Slovakia’s Foreign Affairs Ministry does not recognise the results of the illegal referendum in Crimea held in March 2014, in compliance with the common position of the EU member states and NATO.
“The annexation of the peninsula by the Russian Federation has violated the basic principles of international law and breached the sovereignty and territorial integrity of Ukraine,” reads the statement published on the Foreign Affairs Ministry’s website. “The Slovak Republic still considers Crimea to be Ukrainian territory within its internationally recognised borders.”
The ministry stressed that one of the priorities of its upcoming chairmanship of the Organisation for Security and Cooperation in Europe (OSCE) is to focus on solving the conflicts in Ukraine.
Marček left alone
The publication of the statement coincided with the announced visit of Slovak MPs to Crimea. Although the initial reports suggested that deputies from the ruling parties Smer and the Slovak National Party (SNS) planned to attend the trip, in the end non-affiliated MP Peter Marček was the only politician to leave Bratislava airport on July 31.
“It’s up to them how they will decide,” Marček said prior to his departure, as quoted by the Sme daily. “They will either come or not.”
He was accompanied by former head of the Slovak Information Service (SIS) intelligence agency, Igor Cibula, a group of about 10 entrepreneurs and two journalists: former cameraman of the public-service broadcaster RTVS and owner of the Sity radio station, Rastislav Lehotský, Sme wrote.Planned visit of MPs to Crimea sparks controversy Read more
Marček, who made it to parliament on the slate of Boris Kollár's Sme Rodina party, has refused to say which politicians originally planned to visit. When speaking to the journalists before boarding the plane, he seemed disappointed. He told the media that they obviously won, as Sme reported.
Disputes within the coalition
The announced visit to Crimea raised critical responses two weeks ago, also within the ruling coalition. Even though Marček stressed it was a private trip, Most-Híd said that it was unacceptable for MPs to go.
Neither Smer nor SNS officially knew about the plans of their members to participate, Sme wrote.
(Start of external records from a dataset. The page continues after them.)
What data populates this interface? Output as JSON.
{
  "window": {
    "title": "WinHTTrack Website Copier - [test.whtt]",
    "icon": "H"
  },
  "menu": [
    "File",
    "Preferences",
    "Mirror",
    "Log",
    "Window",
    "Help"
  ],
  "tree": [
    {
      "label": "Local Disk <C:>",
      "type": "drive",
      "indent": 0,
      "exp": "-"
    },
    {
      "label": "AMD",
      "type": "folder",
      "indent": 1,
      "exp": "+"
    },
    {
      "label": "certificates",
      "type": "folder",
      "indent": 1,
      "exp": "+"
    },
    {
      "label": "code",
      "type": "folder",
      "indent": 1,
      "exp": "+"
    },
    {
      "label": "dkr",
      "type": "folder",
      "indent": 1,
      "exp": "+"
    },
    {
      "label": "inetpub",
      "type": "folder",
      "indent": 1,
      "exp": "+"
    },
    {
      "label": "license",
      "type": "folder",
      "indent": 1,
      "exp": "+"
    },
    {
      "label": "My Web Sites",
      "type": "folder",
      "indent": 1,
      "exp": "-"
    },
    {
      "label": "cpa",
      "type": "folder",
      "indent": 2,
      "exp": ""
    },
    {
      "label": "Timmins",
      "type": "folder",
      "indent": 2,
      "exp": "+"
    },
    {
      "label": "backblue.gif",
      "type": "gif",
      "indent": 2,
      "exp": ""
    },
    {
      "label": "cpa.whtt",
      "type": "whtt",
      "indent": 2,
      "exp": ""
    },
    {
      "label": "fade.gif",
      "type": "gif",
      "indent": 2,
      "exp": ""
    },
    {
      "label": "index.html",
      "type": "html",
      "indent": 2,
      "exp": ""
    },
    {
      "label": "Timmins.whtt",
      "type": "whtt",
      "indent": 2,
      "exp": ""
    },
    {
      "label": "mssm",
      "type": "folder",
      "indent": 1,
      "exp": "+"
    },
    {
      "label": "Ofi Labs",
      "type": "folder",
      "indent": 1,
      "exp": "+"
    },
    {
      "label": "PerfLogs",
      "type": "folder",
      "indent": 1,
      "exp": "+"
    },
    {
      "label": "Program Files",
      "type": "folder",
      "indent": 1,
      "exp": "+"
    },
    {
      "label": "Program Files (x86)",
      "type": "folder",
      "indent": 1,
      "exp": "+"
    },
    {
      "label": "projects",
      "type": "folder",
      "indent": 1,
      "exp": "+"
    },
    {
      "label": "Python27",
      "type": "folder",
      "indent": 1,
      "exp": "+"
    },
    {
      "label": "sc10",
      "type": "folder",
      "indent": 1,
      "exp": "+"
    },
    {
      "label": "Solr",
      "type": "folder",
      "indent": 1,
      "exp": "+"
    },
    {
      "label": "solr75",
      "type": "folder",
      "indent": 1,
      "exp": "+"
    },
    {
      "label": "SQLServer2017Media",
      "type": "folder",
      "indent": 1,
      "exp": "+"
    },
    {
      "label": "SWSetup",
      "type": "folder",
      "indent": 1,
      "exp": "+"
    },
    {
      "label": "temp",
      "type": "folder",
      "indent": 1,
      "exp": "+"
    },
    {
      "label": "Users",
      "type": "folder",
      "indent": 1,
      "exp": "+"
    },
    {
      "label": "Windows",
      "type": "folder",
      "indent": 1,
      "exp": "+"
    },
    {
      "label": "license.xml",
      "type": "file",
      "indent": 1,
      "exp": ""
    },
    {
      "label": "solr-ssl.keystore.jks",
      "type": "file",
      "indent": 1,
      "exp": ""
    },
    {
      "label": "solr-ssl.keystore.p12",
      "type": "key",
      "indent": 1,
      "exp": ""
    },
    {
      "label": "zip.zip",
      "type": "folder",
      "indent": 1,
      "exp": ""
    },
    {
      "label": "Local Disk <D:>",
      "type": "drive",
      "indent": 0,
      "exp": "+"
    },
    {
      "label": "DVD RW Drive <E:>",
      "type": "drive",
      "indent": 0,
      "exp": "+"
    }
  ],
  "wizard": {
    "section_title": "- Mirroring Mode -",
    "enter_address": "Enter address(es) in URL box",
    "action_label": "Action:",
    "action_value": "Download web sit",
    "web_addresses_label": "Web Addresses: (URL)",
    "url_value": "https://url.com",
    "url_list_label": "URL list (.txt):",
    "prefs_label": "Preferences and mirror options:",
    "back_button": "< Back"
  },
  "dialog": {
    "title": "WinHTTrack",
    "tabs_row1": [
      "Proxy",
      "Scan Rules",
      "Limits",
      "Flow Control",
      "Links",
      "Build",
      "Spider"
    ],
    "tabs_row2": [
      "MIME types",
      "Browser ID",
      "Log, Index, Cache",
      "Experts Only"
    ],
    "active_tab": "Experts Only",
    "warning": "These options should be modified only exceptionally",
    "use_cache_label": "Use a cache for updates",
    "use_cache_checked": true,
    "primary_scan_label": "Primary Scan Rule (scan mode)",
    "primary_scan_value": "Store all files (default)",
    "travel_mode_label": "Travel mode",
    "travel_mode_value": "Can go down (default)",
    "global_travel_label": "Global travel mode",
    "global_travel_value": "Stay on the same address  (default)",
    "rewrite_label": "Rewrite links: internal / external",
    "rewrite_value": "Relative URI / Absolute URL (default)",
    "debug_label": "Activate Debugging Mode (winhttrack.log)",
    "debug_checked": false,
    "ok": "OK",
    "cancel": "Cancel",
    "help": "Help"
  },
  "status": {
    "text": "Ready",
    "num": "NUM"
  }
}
The only way to Crimea leads through Moscow. The flights are operated by Pobeda airlines. It is necessary to spend one night in Russia and then travel to the annexed peninsula, Sme wrote.